◆ **Exercise**: Go through the entries below and pick out every line with "remaining".

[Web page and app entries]
_____
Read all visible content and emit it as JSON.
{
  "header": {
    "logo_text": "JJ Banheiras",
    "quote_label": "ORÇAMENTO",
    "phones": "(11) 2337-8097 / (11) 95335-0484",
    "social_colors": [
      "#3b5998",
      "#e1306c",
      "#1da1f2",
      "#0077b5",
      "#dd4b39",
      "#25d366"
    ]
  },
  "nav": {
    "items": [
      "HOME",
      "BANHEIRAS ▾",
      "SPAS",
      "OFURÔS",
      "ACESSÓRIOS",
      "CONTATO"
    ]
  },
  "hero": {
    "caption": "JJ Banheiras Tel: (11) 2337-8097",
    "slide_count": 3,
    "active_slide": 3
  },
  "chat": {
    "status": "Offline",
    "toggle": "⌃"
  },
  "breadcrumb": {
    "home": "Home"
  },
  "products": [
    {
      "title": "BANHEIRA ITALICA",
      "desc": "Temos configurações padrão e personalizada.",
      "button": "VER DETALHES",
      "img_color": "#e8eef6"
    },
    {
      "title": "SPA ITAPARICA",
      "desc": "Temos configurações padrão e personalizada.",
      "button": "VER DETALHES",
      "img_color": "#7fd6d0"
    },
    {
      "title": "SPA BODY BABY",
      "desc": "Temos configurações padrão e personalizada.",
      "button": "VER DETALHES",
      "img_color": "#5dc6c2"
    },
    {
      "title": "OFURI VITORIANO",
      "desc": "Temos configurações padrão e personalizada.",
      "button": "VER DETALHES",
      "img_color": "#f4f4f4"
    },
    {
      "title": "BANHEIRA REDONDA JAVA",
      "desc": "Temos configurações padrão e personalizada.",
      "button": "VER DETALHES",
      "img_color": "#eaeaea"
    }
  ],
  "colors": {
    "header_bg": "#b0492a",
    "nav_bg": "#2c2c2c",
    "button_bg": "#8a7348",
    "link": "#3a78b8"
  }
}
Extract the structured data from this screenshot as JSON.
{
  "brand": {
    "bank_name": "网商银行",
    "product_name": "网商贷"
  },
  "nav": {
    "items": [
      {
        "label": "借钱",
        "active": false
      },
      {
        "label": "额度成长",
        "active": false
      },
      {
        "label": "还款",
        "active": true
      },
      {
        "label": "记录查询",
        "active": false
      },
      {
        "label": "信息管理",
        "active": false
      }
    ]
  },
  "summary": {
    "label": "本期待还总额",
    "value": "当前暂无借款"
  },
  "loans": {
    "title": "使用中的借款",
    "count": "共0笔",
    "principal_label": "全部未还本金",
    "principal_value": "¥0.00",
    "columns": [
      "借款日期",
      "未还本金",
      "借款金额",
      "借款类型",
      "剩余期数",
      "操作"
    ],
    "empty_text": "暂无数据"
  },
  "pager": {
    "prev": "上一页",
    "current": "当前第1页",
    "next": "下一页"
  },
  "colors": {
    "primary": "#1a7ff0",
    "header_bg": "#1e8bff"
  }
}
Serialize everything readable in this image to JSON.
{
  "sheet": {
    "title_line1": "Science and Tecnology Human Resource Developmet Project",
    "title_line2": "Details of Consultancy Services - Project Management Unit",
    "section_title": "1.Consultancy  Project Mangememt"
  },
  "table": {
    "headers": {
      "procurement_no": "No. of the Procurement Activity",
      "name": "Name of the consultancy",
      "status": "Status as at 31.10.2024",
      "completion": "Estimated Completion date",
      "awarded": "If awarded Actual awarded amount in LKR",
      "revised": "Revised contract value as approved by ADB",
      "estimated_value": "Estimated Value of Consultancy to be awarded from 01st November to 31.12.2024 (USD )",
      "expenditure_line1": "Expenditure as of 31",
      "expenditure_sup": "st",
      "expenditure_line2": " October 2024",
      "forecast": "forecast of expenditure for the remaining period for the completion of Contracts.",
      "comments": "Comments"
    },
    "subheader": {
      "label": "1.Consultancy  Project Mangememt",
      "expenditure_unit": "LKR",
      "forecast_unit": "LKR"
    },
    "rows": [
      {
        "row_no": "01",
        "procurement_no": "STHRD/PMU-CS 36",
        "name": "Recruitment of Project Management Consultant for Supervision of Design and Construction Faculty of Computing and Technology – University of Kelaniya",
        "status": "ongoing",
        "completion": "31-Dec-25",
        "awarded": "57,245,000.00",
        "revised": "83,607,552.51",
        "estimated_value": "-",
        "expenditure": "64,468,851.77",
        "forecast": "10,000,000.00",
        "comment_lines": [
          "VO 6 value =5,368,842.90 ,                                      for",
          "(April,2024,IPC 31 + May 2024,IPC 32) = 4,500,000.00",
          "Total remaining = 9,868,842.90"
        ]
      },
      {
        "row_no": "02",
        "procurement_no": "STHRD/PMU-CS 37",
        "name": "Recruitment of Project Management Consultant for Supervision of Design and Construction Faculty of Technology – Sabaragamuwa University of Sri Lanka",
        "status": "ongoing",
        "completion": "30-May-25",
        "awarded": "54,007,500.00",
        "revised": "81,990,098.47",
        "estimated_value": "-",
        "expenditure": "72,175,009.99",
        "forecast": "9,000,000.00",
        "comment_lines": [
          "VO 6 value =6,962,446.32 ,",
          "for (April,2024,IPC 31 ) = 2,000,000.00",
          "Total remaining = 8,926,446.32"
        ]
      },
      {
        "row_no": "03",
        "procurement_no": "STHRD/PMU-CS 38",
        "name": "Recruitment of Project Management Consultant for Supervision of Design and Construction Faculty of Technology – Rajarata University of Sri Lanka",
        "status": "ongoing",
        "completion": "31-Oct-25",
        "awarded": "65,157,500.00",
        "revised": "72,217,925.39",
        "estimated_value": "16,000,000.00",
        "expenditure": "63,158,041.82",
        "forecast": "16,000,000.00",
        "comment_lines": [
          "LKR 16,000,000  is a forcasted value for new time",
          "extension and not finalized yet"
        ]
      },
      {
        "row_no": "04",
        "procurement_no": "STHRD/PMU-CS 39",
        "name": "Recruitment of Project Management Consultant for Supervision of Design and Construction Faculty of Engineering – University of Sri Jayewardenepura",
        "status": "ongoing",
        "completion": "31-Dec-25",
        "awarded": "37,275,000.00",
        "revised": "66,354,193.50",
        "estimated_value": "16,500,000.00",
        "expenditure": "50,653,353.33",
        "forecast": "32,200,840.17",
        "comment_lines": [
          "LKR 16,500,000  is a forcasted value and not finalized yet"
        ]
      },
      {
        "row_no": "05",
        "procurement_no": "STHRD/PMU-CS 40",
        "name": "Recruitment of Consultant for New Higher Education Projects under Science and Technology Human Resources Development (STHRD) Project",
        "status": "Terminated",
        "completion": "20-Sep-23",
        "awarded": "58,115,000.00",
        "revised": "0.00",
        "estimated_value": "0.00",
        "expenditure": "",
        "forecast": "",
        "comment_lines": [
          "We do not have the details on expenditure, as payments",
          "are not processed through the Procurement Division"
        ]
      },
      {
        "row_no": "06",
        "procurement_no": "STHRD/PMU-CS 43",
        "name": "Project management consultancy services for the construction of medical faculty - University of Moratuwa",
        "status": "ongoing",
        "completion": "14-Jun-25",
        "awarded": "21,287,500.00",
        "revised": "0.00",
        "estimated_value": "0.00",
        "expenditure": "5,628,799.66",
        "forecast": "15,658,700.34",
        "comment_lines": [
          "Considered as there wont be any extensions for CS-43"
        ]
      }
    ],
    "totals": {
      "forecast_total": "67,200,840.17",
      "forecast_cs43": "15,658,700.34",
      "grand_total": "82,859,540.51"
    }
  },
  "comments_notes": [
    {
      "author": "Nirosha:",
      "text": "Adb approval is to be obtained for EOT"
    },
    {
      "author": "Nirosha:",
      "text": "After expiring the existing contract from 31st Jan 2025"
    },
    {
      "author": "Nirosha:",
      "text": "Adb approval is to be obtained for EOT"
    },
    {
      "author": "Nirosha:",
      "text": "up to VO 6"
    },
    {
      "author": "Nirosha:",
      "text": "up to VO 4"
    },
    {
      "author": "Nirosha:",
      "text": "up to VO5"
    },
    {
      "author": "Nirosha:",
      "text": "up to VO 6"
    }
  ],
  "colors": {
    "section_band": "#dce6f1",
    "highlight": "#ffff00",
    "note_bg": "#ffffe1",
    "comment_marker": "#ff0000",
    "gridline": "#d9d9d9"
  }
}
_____
◆ **The completed task**:
      "forecast": "forecast of expenditure for the remaining period for the completion of Contracts.",
          "Total remaining = 9,868,842.90"
          "Total remaining = 8,926,446.32"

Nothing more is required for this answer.